Still, Django worried for his family and for his own life, and if some considered him a hero, others thought of him as a conspirator: “Being in the spotlight saved him from the fate awaiting other Gypsies, but Django began to sweat under the glare” (182). Django takes off with his pregnant wife and his mother. They get caught and are imprisoned, but then, in the absurd way these things seem to happen, Dregni says, “A miracle arrived in the unlikely form of the German kommandant. He was a jazz fan, and when he came to question his new prisoner, he was astonished. ‘My good Reinhardt,’ he said, ‘whatever are you doing in this fix?’ Django promised not to try to escape again, and was freed” (184).

Django the film is must see for anyone interested in Gypsy jazz. But it’s also just a classic film – the acting, the setting, the timing, the war, the family and country drama and suspense. It features much magnificent music, including the organ “Mass” piece Django created. Django the book by Dregni should also be read. Django never learned to read or write, save at a most rudimentary level, and that late in his life (he died age 43). The book reveals a deep history of jazz music in Europe, particularly Paris, including stories of the many Black American musicians who traveled through Europe, most stopping in Paris, many playing with Django, following both World Wars. It covers the business of music and recording and performance management, popular success and failure, the changing style of jazz as musicians work to assimilate new music experienced from new exposures.

Two Graphic Novels: Gipi’s “Notes for a War Story,” and Rutu Modan’s “Exit Wounds”

Graphic Paintings Beginning with the Letter A

“Notes for a War Story,” a first person narrative by Gipi, is set in a nebulous country where villages exist one day and disappear the next. Three young men band together to survive on the margins of the country, doing petty crime. But it’s an odd man out story. The boys have only vague notions of what the war is about. The frictions within their trio mirror those in the country at large. The brutality and violence inherent in the state where social law suddenly fails is drawn close up. What is politically correct is what gets you through a day and a night, a falling spiral that soon shortens days and nights to hours then minutes in a manipulated clock, and peace is an expedient agreement easily broken. The drawings, green, often olive drab wash panels, convey bleak settings and desperate tones. The dialog is quick, the story clear, the narrator Giuliano’s reflective notes the distinctive difference between an existential hope and a despairing nihilism.
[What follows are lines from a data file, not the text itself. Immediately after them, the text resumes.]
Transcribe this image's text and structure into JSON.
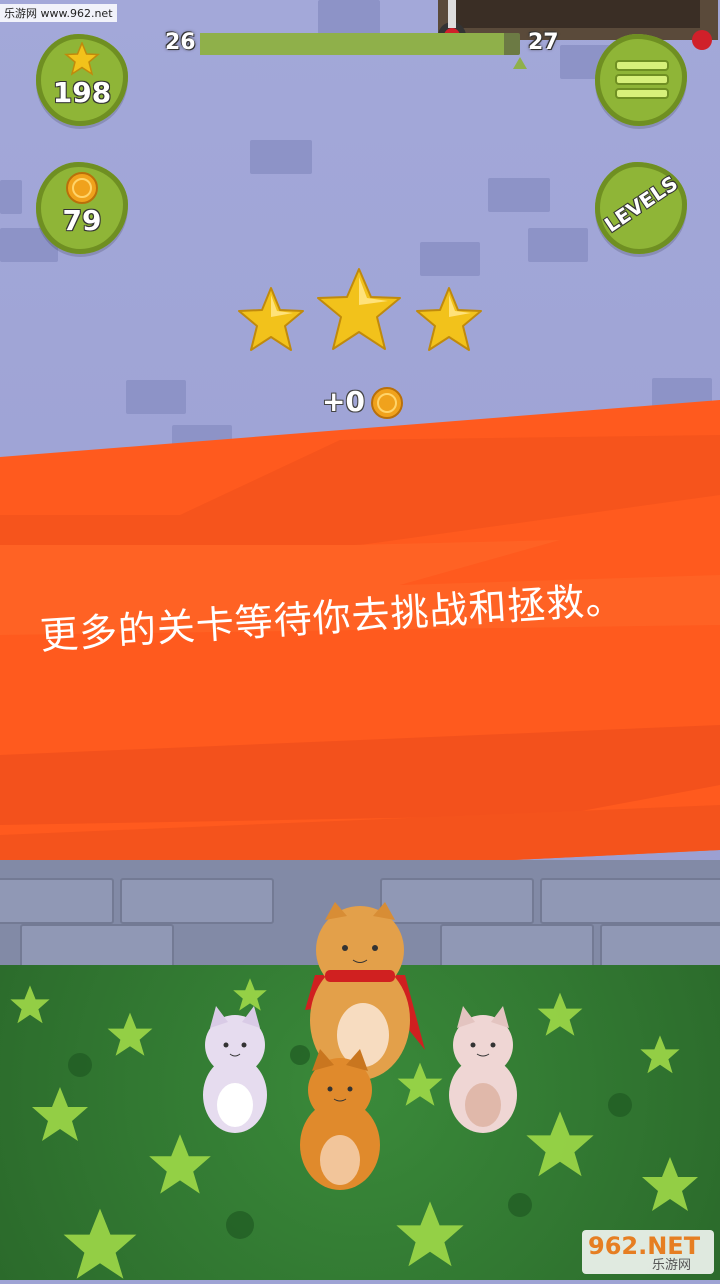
{
  "watermark": {
    "top": "乐游网 www.962.net",
    "logo": "962.NET",
    "sub": "乐游网"
  },
  "progress": {
    "current_level": "26",
    "next_level": "27",
    "fraction": 0.95
  },
  "stats": {
    "stars": "198",
    "coins": "79"
  },
  "buttons": {
    "levels_label": "LEVELS"
  },
  "result": {
    "stars_earned": 3,
    "reward": "+0"
  },
  "banner": {
    "caption": "更多的关卡等待你去挑战和拯救。",
    "color": "#ff5a1e"
  },
  "colors": {
    "button_green": "#8fb537",
    "star_gold": "#f2c21b",
    "coin": "#f0a21c"
  }
}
But what gives Guiliano this capacity to reflect the others lack remains ambiguous, while lawlessness explains only part of the free-for-all atmosphere that characterizes war. Each faction quickly establishes and evolves its own laws to satisfy its needs and wants. When values and desires change, one finds oneself outside the law. Rules, both formal and informal, are created and broken in every part of society: the family, church, village, corporation, military, language and literature. Published by First Second in 2004, and translated to English from Italian in 2007 by Spectrum. Afterward by Alexis Siegel, 2006. A 125 page, sturdy paperback with fold in cover flaps. Here is a 2008 Interview with Gipi at Words without Borders.

Rutu Modan’s “Exit Wounds” (Drawn & Quarterly, 2007) takes place in Israel. There’s been a bombing, and there is a missing person. The themes are familiar and familial. A son is estranged from his father, angry. A kind of detective story evolves, with hints of noir, as Koby engages to find out what’s happened to his father in the aftermath of the bombing. Along the way, Koby discovers love, another theme, mostly unrequited, unresolved, while the characters confront the antagonist of ambiguous relationships. “Exit Wounds” is a comic book told in four chapters of color panel drawings. The details of the drawings act like descriptive prose in a conventional novel. The drawings are realistic but also suggestive. The sequence where Koby and Numi go body surfing is a good example of the lovely and patient interludes that give the novel its grace and gifts. Interview with Rutu Modan at BBC 4, and another at Words without Borders.